St. Petersburg Times Online: News of Florida

Weather | Sports | Forums | Comics | Classifieds | Calendar | Movies

Parasailing mom, daughter fall to deaths

A harness breaks. The two visitors to Fort Myers from Kentucky plunge more than 20 stories.

By Times staff and wire reports

© St. Petersburg Times, published July 12, 2001


A harness breaks. The two visitors to Fort Myers from Kentucky plunge more than 20 stories.

A mother and her 13-year-old daughter were killed Wednesday when a parasail harness broke, dropping them more than 20 stories to the shallows of Fort Myers Beach.

Several witnesses, including a second daughter aboard the tow boat, watched in horror as the two dropped into thigh-deep water.

"The parachute twisted three times, flying up, but the women started falling," said Klaus Westerville, 46, of South Carolina.

Lisabeth Hope Bailey-Straney, 37, and her daughter, Taylor Straney, of Vine Grove, Ky., were killed in the accident.

As the mother and daughter crashed into 3 feet of surf, a witness rushed into the water to help.

"The young girl moved her hands and her lips, but she couldn't say anything," said Chris Liberis, 50, vacationing from Germany. "It was obvious that she was in a lot of pain."

Lisabeth Straney was unconscious, he said. Liberis dragged the Straneys out of the water.

The accident happened at 12:30 p.m. as a storm approached, whipping up waves and pelting the sand with a heavy downpour.

"I turned to my wife and said, 'There are people parasailing, I can't believe it, this is no day to be parasailing,' " said Westerville, who was watching the rainbow-colored parachute from a hotel room.

Suddenly, a gust swept up the parachute, and the women were in trouble. The mother's older daughter, 18-year-old Kristin Bailey, watched in horror from the tow boat.

Next door at his Sandrac condominium, a neighbor called Clark Shedden to point out the people parasailing. "Look outside," the neighbor said. "It looks like a parasailor is having trouble."

"Just as I looked up, the rope broke, falling in an arc-like shape," Shedden said. "One of the women was horizontal, she was flailing. It was like she just fell from the sky."

Scott Siddon, captain of the 20-foot boat Hang 'Em High was trying to reel the pair back down to the boat when high winds hit.

Lisabeth Straney died at Lee Memorial Hospital. Taylor died at HealthPark Medical Center, said Lt. Gary Morse, a spokesman for the Florida Fish and Wildlife Conservation Commission.

The Straneys were vacationing from Vine Grove, Ky., south of Fort Knox and Louisville. Keena Straney, Lisabeth Straney's husband and Taylor's father, is co-owner of the Lincoln Trail Country Club in Vine Grove. He was en route to Fort Myers Beach on Wednesday night.

"It was a parasailing accident, apparently due to harness failure and deteriorating weather conditions," Morse said.

Wildlife Conservation Commission agents were investigating, he said, looking closely at the harness and the sudden squall at the time of the fall.

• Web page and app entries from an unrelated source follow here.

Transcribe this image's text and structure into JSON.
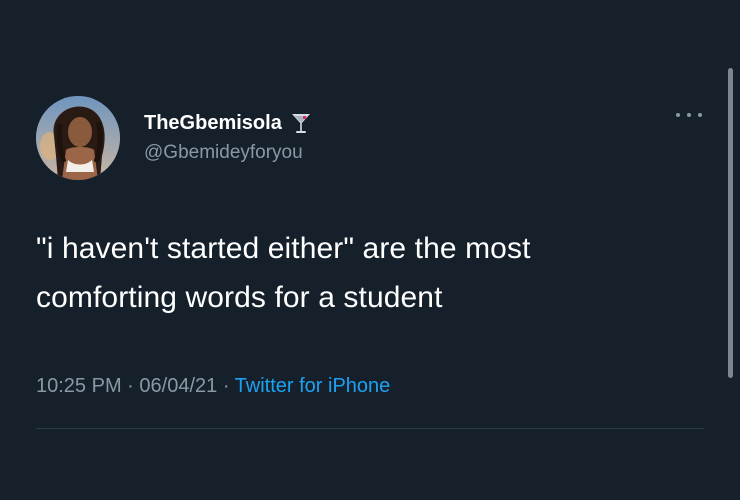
{
  "tweet": {
    "author": {
      "display_name": "TheGbemisola",
      "handle": "@Gbemideyforyou",
      "name_emoji": "cocktail-glass-icon"
    },
    "text": "\"i haven't started either\" are the most comforting words for a student",
    "time": "10:25 PM",
    "date": "06/04/21",
    "source": "Twitter for iPhone",
    "separator": "·"
  },
  "colors": {
    "background": "#15202b",
    "primary_text": "#ffffff",
    "secondary_text": "#8899a6",
    "link": "#1da1f2"
  },
  "icons": {
    "more": "more-options-icon"
  }
}
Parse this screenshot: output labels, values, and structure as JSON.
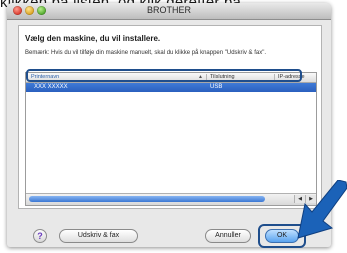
{
  "background_caption": "klikken på listen, og klik derefter på",
  "window": {
    "title": "BROTHER",
    "heading": "Vælg den maskine, du vil installere.",
    "note": "Bemærk: Hvis du vil tilføje din maskine manuelt, skal du klikke på knappen \"Udskriv & fax\"."
  },
  "table": {
    "columns": [
      "Printernavn",
      "Tilslutning",
      "IP-adresse"
    ],
    "rows": [
      {
        "name": "XXX XXXXX",
        "connection": "USB",
        "ip": ""
      }
    ]
  },
  "buttons": {
    "help": "?",
    "print_fax": "Udskriv & fax",
    "cancel": "Annuller",
    "ok": "OK"
  },
  "colors": {
    "selection": "#2f66c6",
    "callout": "#1f4e8c",
    "arrow": "#1b62b8"
  },
  "icons": {
    "help": "question-mark-icon",
    "pointer": "arrow-pointer-icon"
  }
}
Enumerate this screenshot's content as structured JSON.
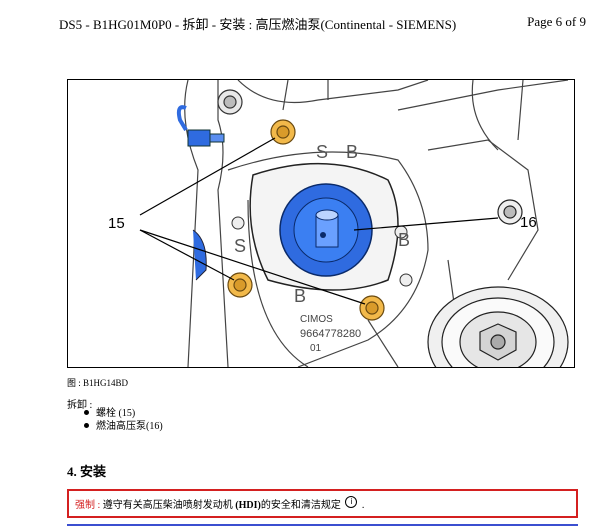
{
  "header": {
    "title": "DS5 - B1HG01M0P0 - 拆卸  - 安装 : 高压燃油泵(Continental - SIEMENS)",
    "page": "Page 6 of 9"
  },
  "figure": {
    "callouts": [
      "15",
      "16"
    ],
    "part_number": "9664778280",
    "part_suffix": "01",
    "brand": "CIMOS",
    "letters": [
      "S",
      "B"
    ],
    "caption": "图 : B1HG14BD"
  },
  "removal": {
    "title": "拆卸 :",
    "items": [
      "螺栓  (15)",
      "燃油高压泵(16)"
    ]
  },
  "install": {
    "heading": "4. 安装"
  },
  "warning": {
    "label": "强制 : ",
    "text_before": "遵守有关高压柴油喷射发动机 ",
    "bold": "(HDI)",
    "text_after": "的安全和清洁规定",
    "icon": "i",
    "end": " ."
  },
  "colors": {
    "accent_blue": "#2f6be0",
    "bolt_yellow": "#f2b94a",
    "warning_red": "#d42020"
  }
}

Parasailing operations are largely unregulated by state, federal or local agencies, though the Coast Guard's Office of Marine Safety and Environmental Protection requires commercial parasail boat drivers to hold a Coast Guard license.

In the spring, the Coast Guard proposed regulations and guidelines for commercial parasail winchboat operators that would set safety standards and require at least two weeks of training.

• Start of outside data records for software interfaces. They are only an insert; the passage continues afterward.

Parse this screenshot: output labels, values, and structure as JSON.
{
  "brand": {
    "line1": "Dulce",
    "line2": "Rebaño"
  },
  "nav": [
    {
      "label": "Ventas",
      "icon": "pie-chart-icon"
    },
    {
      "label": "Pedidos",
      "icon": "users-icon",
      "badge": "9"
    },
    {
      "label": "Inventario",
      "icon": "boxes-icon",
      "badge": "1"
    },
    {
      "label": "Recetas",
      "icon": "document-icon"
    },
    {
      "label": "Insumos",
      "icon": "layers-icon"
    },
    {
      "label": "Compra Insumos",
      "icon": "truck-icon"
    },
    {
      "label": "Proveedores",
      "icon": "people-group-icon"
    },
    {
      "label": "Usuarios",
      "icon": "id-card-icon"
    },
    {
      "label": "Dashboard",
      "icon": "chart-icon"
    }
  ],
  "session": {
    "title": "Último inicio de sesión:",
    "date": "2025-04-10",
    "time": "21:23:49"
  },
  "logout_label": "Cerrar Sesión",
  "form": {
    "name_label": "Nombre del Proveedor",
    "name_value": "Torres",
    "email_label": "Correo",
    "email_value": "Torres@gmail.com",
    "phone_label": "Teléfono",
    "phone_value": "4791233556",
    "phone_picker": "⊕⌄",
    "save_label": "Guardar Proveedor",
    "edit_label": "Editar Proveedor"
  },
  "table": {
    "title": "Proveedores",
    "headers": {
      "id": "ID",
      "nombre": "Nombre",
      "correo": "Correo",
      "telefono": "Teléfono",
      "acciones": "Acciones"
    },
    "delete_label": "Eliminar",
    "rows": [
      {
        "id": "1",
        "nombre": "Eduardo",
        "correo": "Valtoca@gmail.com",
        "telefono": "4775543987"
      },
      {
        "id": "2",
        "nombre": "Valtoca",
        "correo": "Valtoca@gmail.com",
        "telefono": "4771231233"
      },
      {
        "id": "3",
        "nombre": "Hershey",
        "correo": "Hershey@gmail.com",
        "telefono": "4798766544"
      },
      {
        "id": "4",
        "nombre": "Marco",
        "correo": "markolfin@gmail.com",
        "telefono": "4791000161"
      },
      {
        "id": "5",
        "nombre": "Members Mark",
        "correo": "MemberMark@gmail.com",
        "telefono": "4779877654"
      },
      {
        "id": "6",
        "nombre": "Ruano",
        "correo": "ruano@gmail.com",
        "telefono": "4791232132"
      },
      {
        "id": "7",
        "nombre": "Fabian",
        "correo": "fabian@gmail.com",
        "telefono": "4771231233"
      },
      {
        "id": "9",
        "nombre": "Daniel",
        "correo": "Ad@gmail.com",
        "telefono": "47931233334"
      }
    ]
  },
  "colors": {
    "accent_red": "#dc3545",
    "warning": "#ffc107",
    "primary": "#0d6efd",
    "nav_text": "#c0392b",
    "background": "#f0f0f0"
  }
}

The Orlando-based Parasail Safety Council, which was organized in 1998, also has proposed safety guidelines. Its Web site says there are 12 to 20 parasailing deaths in the world annually, with 200 to 500 injuries requiring hospitalization.

Parasail Safety Council founder Mark McCulloh offered to work with Clearwater to craft safety guidelines and training after a 1999 Sand Key parasailing accident.

In October of that year, three members of a Long Island baseball team, in Clearwater for a tournament, were aloft over the Intracoastal Waterway when their tow line snapped and they dangled in harnesses attached to the runaway parasail.

A strong wind filled the parasail and swept it away from the towboat and toward Sand Key. They cleared the top of the 20-story Crescent Beach Club by about 15 feet and dropped into the Gulf of Mexico near the beach.

An American tourist died off Nassau in August 1999 when a parasail towrope broke in a squall and dropped her and a man 70 feet.

A month earlier, a man parasailing in south Lee County died when the harness attaching him to the vehicle broke and he fell more than 100 feet.

In December 1990, George "Eddie" Myers, a New York security guard, died when a boat operator cut the line to his parasail when winds became too strong. The parasail rope wrapped around Myers' leg and dragged him across Clearwater Beach, a construction site, several parked cars, two fences and a tennis court, before toppling him head-first onto the court and severing his foot.

- Times staff writer Robin Mitchell contributed to this report, which includes information from the Fort Myers News-Press, Elizabethtown (Ky.) News-Enterprise and the Associated Press.

© Copyright, St. Petersburg Times. All rights reserved.